**What this task involves:** Set down a precise copy of the whole listing.

**Data provided:**
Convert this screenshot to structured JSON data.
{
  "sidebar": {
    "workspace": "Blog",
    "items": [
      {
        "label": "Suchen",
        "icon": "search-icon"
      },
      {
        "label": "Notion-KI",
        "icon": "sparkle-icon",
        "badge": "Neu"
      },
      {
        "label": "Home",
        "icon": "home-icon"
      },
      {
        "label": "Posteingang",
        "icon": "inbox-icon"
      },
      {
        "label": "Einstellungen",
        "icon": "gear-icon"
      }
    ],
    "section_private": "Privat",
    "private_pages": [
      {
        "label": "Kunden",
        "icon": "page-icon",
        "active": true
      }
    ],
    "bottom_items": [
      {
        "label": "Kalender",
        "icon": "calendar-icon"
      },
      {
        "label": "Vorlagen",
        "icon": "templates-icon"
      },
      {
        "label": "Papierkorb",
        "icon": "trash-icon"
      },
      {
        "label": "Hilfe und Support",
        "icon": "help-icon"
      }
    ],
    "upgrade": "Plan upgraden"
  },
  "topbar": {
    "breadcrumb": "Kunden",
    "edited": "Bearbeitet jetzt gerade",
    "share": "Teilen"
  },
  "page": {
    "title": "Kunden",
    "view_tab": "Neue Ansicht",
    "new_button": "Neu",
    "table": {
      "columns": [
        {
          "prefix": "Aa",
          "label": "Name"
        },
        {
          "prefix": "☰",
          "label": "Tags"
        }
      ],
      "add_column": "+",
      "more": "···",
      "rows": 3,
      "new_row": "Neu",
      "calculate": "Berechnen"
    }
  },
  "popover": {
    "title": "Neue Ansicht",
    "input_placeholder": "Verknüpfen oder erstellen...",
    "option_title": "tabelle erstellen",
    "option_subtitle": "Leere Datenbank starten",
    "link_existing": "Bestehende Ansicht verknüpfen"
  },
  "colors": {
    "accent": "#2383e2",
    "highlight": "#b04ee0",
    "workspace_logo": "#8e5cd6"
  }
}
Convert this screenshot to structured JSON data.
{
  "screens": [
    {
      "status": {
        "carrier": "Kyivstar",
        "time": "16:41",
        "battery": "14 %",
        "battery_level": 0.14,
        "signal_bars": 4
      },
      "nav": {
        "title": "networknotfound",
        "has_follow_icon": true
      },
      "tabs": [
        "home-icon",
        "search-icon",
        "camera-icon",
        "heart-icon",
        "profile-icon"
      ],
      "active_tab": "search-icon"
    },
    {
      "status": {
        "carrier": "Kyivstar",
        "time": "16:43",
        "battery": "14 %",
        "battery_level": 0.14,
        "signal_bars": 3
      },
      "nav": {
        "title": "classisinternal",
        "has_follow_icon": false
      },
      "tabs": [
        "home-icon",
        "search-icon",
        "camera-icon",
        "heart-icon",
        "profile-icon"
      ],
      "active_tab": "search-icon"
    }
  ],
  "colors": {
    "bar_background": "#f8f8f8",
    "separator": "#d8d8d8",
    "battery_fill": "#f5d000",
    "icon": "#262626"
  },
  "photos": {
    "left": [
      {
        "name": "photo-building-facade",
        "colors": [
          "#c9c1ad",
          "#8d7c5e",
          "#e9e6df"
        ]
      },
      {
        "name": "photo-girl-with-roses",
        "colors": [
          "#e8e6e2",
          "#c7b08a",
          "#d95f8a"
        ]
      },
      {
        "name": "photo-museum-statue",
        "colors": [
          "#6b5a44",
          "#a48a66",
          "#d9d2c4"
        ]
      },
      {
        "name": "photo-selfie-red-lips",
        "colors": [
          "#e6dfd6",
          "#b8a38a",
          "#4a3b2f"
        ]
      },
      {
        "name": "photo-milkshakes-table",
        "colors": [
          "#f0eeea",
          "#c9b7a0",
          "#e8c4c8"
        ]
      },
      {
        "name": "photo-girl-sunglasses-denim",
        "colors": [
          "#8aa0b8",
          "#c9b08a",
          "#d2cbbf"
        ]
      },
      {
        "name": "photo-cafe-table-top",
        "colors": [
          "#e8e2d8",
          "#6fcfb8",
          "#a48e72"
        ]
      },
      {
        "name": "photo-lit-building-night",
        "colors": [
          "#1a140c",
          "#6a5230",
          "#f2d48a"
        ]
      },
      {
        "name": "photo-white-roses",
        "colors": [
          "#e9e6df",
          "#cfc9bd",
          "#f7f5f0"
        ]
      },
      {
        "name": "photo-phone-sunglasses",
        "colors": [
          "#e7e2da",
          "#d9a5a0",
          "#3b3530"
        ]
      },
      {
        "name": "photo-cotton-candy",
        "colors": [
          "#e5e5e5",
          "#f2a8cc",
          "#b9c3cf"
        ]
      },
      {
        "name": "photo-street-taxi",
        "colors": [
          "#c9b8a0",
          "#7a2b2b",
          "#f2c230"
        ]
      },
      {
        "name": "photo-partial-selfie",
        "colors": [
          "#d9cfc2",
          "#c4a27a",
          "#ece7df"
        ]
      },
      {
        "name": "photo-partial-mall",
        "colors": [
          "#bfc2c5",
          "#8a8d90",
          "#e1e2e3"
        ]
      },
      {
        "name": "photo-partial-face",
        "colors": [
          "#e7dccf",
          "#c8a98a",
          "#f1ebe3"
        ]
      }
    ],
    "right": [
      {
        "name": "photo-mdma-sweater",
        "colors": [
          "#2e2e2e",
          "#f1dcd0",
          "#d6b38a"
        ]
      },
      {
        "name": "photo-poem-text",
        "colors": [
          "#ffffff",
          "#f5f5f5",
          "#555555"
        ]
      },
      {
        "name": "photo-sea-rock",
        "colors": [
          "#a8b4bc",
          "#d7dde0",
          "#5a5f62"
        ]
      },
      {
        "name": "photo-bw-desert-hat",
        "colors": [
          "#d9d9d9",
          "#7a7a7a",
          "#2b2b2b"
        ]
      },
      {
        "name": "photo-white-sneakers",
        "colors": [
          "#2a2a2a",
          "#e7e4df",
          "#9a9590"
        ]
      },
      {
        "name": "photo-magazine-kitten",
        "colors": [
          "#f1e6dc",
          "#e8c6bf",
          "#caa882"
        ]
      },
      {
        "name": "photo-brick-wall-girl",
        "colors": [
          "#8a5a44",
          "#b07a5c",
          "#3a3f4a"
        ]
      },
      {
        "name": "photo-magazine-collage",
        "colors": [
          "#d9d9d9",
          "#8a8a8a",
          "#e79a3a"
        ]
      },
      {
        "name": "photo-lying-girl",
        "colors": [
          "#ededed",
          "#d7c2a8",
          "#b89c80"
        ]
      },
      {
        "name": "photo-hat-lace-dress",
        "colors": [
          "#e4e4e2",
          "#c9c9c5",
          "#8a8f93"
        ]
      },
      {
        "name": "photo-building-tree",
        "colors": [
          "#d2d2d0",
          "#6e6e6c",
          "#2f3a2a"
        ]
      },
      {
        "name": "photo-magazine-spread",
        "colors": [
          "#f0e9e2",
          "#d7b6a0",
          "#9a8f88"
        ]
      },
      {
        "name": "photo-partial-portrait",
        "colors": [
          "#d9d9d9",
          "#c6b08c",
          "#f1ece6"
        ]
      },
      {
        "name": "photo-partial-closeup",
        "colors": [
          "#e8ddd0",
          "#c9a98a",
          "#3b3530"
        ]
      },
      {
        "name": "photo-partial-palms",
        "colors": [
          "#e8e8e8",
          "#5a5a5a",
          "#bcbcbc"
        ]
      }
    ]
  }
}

**Solution for this problem:**
Convert this screenshot to structured JSON data.
{
  "sidebar": {
    "workspace": "Blog",
    "items": [
      {
        "label": "Suchen",
        "icon": "search-icon"
      },
      {
        "label": "Notion-KI",
        "icon": "sparkle-icon",
        "badge": "Neu"
      },
      {
        "label": "Home",
        "icon": "home-icon"
      },
      {
        "label": "Posteingang",
        "icon": "inbox-icon"
      },
      {
        "label": "Einstellungen",
        "icon": "gear-icon"
      }
    ],
    "section_private": "Privat",
    "private_pages": [
      {
        "label": "Kunden",
        "icon": "page-icon",
        "active": true
      }
    ],
    "bottom_items": [
      {
        "label": "Kalender",
        "icon": "calendar-icon"
      },
      {
        "label": "Vorlagen",
        "icon": "templates-icon"
      },
      {
        "label": "Papierkorb",
        "icon": "trash-icon"
      },
      {
        "label": "Hilfe und Support",
        "icon": "help-icon"
      }
    ],
    "upgrade": "Plan upgraden"
  },
  "topbar": {
    "breadcrumb": "Kunden",
    "edited": "Bearbeitet jetzt gerade",
    "share": "Teilen"
  },
  "page": {
    "title": "Kunden",
    "view_tab": "Neue Ansicht",
    "new_button": "Neu",
    "table": {
      "columns": [
        {
          "prefix": "Aa",
          "label": "Name"
        },
        {
          "prefix": "☰",
          "label": "Tags"
        }
      ],
      "add_column": "+",
      "more": "···",
      "rows": 3,
      "new_row": "Neu",
      "calculate": "Berechnen"
    }
  },
  "popover": {
    "title": "Neue Ansicht",
    "input_placeholder": "Verknüpfen oder erstellen...",
    "option_title": "tabelle erstellen",
    "option_subtitle": "Leere Datenbank starten",
    "link_existing": "Bestehende Ansicht verknüpfen"
  },
  "colors": {
    "accent": "#2383e2",
    "highlight": "#b04ee0",
    "workspace_logo": "#8e5cd6"
  }
}
Convert this screenshot to structured JSON data.
{
  "screens": [
    {
      "status": {
        "carrier": "Kyivstar",
        "time": "16:41",
        "battery": "14 %",
        "battery_level": 0.14,
        "signal_bars": 4
      },
      "nav": {
        "title": "networknotfound",
        "has_follow_icon": true
      },
      "tabs": [
        "home-icon",
        "search-icon",
        "camera-icon",
        "heart-icon",
        "profile-icon"
      ],
      "active_tab": "search-icon"
    },
    {
      "status": {
        "carrier": "Kyivstar",
        "time": "16:43",
        "battery": "14 %",
        "battery_level": 0.14,
        "signal_bars": 3
      },
      "nav": {
        "title": "classisinternal",
        "has_follow_icon": false
      },
      "tabs": [
        "home-icon",
        "search-icon",
        "camera-icon",
        "heart-icon",
        "profile-icon"
      ],
      "active_tab": "search-icon"
    }
  ],
  "colors": {
    "bar_background": "#f8f8f8",
    "separator": "#d8d8d8",
    "battery_fill": "#f5d000",
    "icon": "#262626"
  },
  "photos": {
    "left": [
      {
        "name": "photo-building-facade",
        "colors": [
          "#c9c1ad",
          "#8d7c5e",
          "#e9e6df"
        ]
      },
      {
        "name": "photo-girl-with-roses",
        "colors": [
          "#e8e6e2",
          "#c7b08a",
          "#d95f8a"
        ]
      },
      {
        "name": "photo-museum-statue",
        "colors": [
          "#6b5a44",
          "#a48a66",
          "#d9d2c4"
        ]
      },
      {
        "name": "photo-selfie-red-lips",
        "colors": [
          "#e6dfd6",
          "#b8a38a",
          "#4a3b2f"
        ]
      },
      {
        "name": "photo-milkshakes-table",
        "colors": [
          "#f0eeea",
          "#c9b7a0",
          "#e8c4c8"
        ]
      },
      {
        "name": "photo-girl-sunglasses-denim",
        "colors": [
          "#8aa0b8",
          "#c9b08a",
          "#d2cbbf"
        ]
      },
      {
        "name": "photo-cafe-table-top",
        "colors": [
          "#e8e2d8",
          "#6fcfb8",
          "#a48e72"
        ]
      },
      {
        "name": "photo-lit-building-night",
        "colors": [
          "#1a140c",
          "#6a5230",
          "#f2d48a"
        ]
      },
      {
        "name": "photo-white-roses",
        "colors": [
          "#e9e6df",
          "#cfc9bd",
          "#f7f5f0"
        ]
      },
      {
        "name": "photo-phone-sunglasses",
        "colors": [
          "#e7e2da",
          "#d9a5a0",
          "#3b3530"
        ]
      },
      {
        "name": "photo-cotton-candy",
        "colors": [
          "#e5e5e5",
          "#f2a8cc",
          "#b9c3cf"
        ]
      },
      {
        "name": "photo-street-taxi",
        "colors": [
          "#c9b8a0",
          "#7a2b2b",
          "#f2c230"
        ]
      },
      {
        "name": "photo-partial-selfie",
        "colors": [
          "#d9cfc2",
          "#c4a27a",
          "#ece7df"
        ]
      },
      {
        "name": "photo-partial-mall",
        "colors": [
          "#bfc2c5",
          "#8a8d90",
          "#e1e2e3"
        ]
      },
      {
        "name": "photo-partial-face",
        "colors": [
          "#e7dccf",
          "#c8a98a",
          "#f1ebe3"
        ]
      }
    ],
    "right": [
      {
        "name": "photo-mdma-sweater",
        "colors": [
          "#2e2e2e",
          "#f1dcd0",
          "#d6b38a"
        ]
      },
      {
        "name": "photo-poem-text",
        "colors": [
          "#ffffff",
          "#f5f5f5",
          "#555555"
        ]
      },
      {
        "name": "photo-sea-rock",
        "colors": [
          "#a8b4bc",
          "#d7dde0",
          "#5a5f62"
        ]
      },
      {
        "name": "photo-bw-desert-hat",
        "colors": [
          "#d9d9d9",
          "#7a7a7a",
          "#2b2b2b"
        ]
      },
      {
        "name": "photo-white-sneakers",
        "colors": [
          "#2a2a2a",
          "#e7e4df",
          "#9a9590"
        ]
      },
      {
        "name": "photo-magazine-kitten",
        "colors": [
          "#f1e6dc",
          "#e8c6bf",
          "#caa882"
        ]
      },
      {
        "name": "photo-brick-wall-girl",
        "colors": [
          "#8a5a44",
          "#b07a5c",
          "#3a3f4a"
        ]
      },
      {
        "name": "photo-magazine-collage",
        "colors": [
          "#d9d9d9",
          "#8a8a8a",
          "#e79a3a"
        ]
      },
      {
        "name": "photo-lying-girl",
        "colors": [
          "#ededed",
          "#d7c2a8",
          "#b89c80"
        ]
      },
      {
        "name": "photo-hat-lace-dress",
        "colors": [
          "#e4e4e2",
          "#c9c9c5",
          "#8a8f93"
        ]
      },
      {
        "name": "photo-building-tree",
        "colors": [
          "#d2d2d0",
          "#6e6e6c",
          "#2f3a2a"
        ]
      },
      {
        "name": "photo-magazine-spread",
        "colors": [
          "#f0e9e2",
          "#d7b6a0",
          "#9a8f88"
        ]
      },
      {
        "name": "photo-partial-portrait",
        "colors": [
          "#d9d9d9",
          "#c6b08c",
          "#f1ece6"
        ]
      },
      {
        "name": "photo-partial-closeup",
        "colors": [
          "#e8ddd0",
          "#c9a98a",
          "#3b3530"
        ]
      },
      {
        "name": "photo-partial-palms",
        "colors": [
          "#e8e8e8",
          "#5a5a5a",
          "#bcbcbc"
        ]
      }
    ]
  }
}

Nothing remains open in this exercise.